In Colorado, many Laramide felsic to intermediate intrusive rocks are emplaced into carbonate rocks, the chief requirement for copper skarn formation.
On the delineation of permissive tracts
Skarn deposits may form where intermediate to felsic intrusive rocks, which are the principal sources of the metals, are emplaced into carbonate rocks, which, in Colorado, are principally of Paleozoic age.
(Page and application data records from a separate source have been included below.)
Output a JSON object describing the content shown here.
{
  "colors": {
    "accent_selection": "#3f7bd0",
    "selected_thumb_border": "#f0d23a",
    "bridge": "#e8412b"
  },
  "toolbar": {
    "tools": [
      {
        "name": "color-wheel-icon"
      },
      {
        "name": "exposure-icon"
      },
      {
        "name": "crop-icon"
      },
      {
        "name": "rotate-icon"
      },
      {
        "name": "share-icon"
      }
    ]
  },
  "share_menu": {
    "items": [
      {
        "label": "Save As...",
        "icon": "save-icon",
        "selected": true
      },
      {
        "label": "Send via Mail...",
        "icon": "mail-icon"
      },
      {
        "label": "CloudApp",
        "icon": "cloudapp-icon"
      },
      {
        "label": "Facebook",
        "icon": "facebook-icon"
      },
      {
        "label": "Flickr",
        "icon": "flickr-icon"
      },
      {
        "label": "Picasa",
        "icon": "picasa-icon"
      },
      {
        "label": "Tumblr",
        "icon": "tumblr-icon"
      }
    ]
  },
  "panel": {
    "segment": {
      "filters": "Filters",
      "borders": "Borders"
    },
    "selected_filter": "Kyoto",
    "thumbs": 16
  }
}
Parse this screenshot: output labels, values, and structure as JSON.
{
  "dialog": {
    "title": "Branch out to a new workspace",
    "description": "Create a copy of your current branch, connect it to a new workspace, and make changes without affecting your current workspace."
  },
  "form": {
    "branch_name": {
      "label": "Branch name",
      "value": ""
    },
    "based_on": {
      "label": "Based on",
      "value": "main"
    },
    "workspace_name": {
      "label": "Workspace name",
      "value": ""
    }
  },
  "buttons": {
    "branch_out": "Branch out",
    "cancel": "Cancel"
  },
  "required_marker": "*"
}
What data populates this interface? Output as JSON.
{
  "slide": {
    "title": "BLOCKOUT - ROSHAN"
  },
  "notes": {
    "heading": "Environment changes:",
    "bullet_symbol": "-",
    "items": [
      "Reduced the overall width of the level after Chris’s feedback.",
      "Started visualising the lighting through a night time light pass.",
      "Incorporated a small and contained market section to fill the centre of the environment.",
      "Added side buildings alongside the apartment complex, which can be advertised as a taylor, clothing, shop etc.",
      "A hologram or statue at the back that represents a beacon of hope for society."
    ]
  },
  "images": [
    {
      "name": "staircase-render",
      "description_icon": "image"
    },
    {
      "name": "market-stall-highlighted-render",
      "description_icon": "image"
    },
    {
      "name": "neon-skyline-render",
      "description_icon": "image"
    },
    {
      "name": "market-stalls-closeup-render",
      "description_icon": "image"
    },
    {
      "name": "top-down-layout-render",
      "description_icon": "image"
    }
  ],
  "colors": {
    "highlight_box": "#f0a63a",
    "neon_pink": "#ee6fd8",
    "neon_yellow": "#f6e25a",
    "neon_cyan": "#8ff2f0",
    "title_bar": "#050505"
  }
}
Therefore, the permissive tract for Laramide copper skarn deposits is that broad area where Laramide intrusive rocks are coincident with Paleozoic carbonate units, as defined by the State map (Tweto, 1979). This tract generally consists of the part of the northeast-trending Colorado mineral belt that contains carbonate rocks.
Important examples of this type of deposit
There are no known deposits or prospects.
On the numerical estimates made
Perhaps due to relatively deep erosion and a small area of carbonate rock outcrop, mineralized skarns appear uncommon in Colorado, and there are no known deposits. Nevertheless, there are a few Laramide intrusions near carbonate rock outcrops, and, for the 90th, 50th, 10th, 5th, and 1st percentiles, the team estimated 0, 0, 0, 0, and 1 or more deposits consistent with the copper skarn model of Jones and Menzie (1986).
Tweto, Ogden, 1979, Geologic map of Colorado: U.S. Geological Survey Map, scale 1:500,000.
Jones, G.M., and Menzie, W.D., 1986, Grade and tonnage model of Cu skarn deposits, in Cox, D.P., and Singer, D.A., eds., Mineral deposit models: U.S. Geological Survey Bulletin 1693, p. 86-89.